____ SOURCE RECORDS

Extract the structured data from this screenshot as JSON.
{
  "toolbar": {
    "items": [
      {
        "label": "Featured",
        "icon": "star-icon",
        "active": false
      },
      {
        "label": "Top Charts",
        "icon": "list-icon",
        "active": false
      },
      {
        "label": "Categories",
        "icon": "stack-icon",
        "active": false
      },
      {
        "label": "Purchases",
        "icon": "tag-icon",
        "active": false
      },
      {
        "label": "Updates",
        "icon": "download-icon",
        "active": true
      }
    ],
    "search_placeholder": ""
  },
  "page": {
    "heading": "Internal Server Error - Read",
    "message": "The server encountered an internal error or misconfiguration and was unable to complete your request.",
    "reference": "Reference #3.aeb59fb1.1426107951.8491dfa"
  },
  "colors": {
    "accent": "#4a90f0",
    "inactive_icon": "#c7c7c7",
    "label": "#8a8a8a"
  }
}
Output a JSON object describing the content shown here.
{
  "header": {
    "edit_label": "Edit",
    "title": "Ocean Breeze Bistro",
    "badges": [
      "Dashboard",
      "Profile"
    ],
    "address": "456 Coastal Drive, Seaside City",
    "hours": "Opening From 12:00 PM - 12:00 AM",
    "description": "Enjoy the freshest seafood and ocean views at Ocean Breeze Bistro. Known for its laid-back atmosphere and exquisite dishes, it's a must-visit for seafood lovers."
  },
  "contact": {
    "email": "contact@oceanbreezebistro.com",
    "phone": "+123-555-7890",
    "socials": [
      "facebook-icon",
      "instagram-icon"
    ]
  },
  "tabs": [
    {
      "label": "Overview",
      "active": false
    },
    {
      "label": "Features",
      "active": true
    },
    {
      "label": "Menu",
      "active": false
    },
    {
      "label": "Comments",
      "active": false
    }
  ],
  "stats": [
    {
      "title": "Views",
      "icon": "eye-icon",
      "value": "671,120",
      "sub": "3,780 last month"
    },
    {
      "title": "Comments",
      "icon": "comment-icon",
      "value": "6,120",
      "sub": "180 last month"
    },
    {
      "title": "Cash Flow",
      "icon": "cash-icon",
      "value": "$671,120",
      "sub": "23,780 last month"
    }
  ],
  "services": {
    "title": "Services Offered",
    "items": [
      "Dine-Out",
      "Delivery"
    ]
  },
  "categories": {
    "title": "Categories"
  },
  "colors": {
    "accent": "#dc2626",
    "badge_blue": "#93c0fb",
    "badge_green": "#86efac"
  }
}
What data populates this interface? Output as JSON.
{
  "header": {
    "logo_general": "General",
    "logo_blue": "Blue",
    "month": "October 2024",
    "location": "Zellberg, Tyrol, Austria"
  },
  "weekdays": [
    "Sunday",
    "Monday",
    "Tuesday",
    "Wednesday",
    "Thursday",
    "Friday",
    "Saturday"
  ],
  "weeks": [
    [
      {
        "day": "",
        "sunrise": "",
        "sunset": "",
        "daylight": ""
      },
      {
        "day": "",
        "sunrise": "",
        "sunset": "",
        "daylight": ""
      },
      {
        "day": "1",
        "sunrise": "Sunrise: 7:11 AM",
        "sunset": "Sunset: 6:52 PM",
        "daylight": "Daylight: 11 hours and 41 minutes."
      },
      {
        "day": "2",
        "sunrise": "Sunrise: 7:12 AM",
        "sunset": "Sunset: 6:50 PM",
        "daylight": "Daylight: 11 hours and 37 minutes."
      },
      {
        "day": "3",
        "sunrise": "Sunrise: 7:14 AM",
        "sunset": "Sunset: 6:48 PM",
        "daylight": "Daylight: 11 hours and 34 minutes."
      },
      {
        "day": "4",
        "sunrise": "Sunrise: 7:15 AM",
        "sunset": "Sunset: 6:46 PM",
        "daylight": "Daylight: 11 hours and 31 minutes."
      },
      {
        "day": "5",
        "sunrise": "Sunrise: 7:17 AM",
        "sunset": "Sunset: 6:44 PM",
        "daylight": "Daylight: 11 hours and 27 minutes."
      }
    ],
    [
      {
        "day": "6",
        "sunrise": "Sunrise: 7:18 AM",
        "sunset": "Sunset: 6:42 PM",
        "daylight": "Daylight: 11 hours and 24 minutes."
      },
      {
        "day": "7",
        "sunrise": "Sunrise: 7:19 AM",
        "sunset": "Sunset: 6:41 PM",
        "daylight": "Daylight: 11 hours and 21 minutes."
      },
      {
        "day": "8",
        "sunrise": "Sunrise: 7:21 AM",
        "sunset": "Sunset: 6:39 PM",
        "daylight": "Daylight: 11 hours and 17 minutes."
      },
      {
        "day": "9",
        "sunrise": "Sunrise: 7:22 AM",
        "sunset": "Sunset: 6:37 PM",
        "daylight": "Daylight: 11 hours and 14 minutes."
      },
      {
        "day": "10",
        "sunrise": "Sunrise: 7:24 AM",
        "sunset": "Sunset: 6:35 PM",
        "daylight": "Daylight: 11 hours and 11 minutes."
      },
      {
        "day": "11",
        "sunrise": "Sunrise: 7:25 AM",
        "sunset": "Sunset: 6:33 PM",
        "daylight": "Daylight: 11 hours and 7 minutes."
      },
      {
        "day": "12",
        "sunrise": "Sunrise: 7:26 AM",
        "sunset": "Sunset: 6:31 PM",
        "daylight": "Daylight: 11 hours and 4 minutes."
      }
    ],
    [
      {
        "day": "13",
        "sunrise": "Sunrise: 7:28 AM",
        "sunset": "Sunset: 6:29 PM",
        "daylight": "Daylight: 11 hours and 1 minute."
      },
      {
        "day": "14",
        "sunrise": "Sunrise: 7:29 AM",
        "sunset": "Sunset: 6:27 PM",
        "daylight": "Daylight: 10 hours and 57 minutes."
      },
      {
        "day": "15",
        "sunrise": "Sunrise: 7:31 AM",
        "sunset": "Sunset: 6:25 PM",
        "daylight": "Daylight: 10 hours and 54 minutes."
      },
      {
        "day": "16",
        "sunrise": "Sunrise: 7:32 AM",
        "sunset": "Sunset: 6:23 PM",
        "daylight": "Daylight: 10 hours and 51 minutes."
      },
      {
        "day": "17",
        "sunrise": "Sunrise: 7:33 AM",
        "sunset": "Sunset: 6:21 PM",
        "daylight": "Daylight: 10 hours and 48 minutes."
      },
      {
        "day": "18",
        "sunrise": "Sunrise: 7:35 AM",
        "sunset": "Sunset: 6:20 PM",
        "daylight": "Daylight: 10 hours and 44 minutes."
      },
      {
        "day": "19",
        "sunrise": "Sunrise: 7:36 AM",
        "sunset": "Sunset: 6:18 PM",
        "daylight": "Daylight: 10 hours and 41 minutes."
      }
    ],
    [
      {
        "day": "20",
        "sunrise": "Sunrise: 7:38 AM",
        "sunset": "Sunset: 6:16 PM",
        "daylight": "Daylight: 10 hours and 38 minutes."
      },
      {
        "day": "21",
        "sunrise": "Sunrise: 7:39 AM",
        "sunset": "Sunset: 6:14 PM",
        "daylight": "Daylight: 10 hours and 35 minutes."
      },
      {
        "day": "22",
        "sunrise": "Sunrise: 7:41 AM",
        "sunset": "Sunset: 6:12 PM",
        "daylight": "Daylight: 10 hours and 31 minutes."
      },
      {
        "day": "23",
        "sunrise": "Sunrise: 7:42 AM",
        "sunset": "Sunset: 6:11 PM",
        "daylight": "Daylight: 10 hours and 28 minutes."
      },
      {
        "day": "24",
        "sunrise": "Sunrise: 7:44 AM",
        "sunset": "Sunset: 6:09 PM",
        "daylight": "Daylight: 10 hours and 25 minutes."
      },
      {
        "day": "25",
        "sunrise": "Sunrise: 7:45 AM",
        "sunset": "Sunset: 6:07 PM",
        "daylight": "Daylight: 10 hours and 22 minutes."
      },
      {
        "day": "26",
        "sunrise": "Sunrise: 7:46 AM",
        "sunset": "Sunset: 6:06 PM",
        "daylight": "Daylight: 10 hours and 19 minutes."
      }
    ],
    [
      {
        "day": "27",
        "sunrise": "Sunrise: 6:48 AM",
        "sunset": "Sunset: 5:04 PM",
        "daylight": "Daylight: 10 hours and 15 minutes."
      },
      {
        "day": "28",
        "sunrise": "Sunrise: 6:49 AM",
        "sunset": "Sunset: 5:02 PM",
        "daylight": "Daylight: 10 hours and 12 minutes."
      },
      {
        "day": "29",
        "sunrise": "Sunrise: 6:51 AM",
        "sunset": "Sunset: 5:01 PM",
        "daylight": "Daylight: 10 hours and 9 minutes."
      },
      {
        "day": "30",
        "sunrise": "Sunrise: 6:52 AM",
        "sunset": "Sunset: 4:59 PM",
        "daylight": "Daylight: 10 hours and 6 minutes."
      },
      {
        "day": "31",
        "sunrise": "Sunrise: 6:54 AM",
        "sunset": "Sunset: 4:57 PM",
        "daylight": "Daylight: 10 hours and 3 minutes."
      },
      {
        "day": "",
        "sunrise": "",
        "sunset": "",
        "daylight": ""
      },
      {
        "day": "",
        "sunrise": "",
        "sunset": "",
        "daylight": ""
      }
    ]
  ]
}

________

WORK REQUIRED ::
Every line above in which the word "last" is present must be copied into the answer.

SOLUTION FOR THIS TASK ::
      "sub": "3,780 last month"
      "sub": "180 last month"
      "sub": "23,780 last month"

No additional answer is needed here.